── Material provided

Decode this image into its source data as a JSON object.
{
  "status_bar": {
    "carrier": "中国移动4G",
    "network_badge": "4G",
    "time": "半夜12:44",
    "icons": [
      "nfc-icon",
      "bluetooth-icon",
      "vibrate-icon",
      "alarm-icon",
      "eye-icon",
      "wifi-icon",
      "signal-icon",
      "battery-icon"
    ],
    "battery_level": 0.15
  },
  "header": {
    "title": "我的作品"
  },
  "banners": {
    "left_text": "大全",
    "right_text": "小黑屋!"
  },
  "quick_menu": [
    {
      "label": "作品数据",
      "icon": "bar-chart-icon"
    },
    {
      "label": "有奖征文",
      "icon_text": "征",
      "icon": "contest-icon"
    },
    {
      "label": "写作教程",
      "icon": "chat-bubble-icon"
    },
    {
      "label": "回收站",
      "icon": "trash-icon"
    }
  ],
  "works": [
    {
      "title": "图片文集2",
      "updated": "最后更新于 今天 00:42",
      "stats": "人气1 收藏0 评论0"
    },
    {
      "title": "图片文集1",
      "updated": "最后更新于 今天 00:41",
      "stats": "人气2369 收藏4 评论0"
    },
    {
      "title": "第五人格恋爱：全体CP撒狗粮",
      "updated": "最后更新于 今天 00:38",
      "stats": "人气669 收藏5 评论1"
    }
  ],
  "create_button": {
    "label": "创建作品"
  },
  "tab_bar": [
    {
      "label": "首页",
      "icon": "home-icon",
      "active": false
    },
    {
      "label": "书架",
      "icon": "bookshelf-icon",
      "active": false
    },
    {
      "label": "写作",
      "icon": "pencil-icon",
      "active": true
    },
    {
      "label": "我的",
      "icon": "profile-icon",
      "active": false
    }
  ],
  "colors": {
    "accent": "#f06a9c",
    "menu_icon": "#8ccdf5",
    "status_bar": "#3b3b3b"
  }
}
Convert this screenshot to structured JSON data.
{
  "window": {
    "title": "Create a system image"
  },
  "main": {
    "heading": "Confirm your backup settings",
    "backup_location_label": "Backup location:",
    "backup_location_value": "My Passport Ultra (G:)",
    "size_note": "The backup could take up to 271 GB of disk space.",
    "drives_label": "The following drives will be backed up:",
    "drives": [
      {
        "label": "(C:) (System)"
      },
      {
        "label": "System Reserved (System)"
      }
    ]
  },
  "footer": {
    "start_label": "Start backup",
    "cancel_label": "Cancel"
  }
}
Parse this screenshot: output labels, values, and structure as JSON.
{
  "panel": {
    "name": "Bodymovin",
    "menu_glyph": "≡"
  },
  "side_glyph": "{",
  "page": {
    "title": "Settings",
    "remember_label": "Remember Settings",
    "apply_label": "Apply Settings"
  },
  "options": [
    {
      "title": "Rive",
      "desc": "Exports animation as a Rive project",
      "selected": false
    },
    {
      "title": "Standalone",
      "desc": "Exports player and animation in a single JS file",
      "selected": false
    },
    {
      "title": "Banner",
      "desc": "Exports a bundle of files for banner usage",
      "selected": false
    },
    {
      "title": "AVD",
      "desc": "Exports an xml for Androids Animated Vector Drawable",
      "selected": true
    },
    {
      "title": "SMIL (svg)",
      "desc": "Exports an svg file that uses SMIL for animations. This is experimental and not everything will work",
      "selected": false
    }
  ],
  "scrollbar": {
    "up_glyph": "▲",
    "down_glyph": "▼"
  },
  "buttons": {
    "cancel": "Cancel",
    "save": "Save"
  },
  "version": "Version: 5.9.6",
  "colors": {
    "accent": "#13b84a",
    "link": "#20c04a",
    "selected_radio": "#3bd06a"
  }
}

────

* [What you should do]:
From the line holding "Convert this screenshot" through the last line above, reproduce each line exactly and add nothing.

* [Expected output]:
Convert this screenshot to structured JSON data.
{
  "window": {
    "title": "Create a system image"
  },
  "main": {
    "heading": "Confirm your backup settings",
    "backup_location_label": "Backup location:",
    "backup_location_value": "My Passport Ultra (G:)",
    "size_note": "The backup could take up to 271 GB of disk space.",
    "drives_label": "The following drives will be backed up:",
    "drives": [
      {
        "label": "(C:) (System)"
      },
      {
        "label": "System Reserved (System)"
      }
    ]
  },
  "footer": {
    "start_label": "Start backup",
    "cancel_label": "Cancel"
  }
}
Parse this screenshot: output labels, values, and structure as JSON.
{
  "panel": {
    "name": "Bodymovin",
    "menu_glyph": "≡"
  },
  "side_glyph": "{",
  "page": {
    "title": "Settings",
    "remember_label": "Remember Settings",
    "apply_label": "Apply Settings"
  },
  "options": [
    {
      "title": "Rive",
      "desc": "Exports animation as a Rive project",
      "selected": false
    },
    {
      "title": "Standalone",
      "desc": "Exports player and animation in a single JS file",
      "selected": false
    },
    {
      "title": "Banner",
      "desc": "Exports a bundle of files for banner usage",
      "selected": false
    },
    {
      "title": "AVD",
      "desc": "Exports an xml for Androids Animated Vector Drawable",
      "selected": true
    },
    {
      "title": "SMIL (svg)",
      "desc": "Exports an svg file that uses SMIL for animations. This is experimental and not everything will work",
      "selected": false
    }
  ],
  "scrollbar": {
    "up_glyph": "▲",
    "down_glyph": "▼"
  },
  "buttons": {
    "cancel": "Cancel",
    "save": "Save"
  },
  "version": "Version: 5.9.6",
  "colors": {
    "accent": "#13b84a",
    "link": "#20c04a",
    "selected_radio": "#3bd06a"
  }
}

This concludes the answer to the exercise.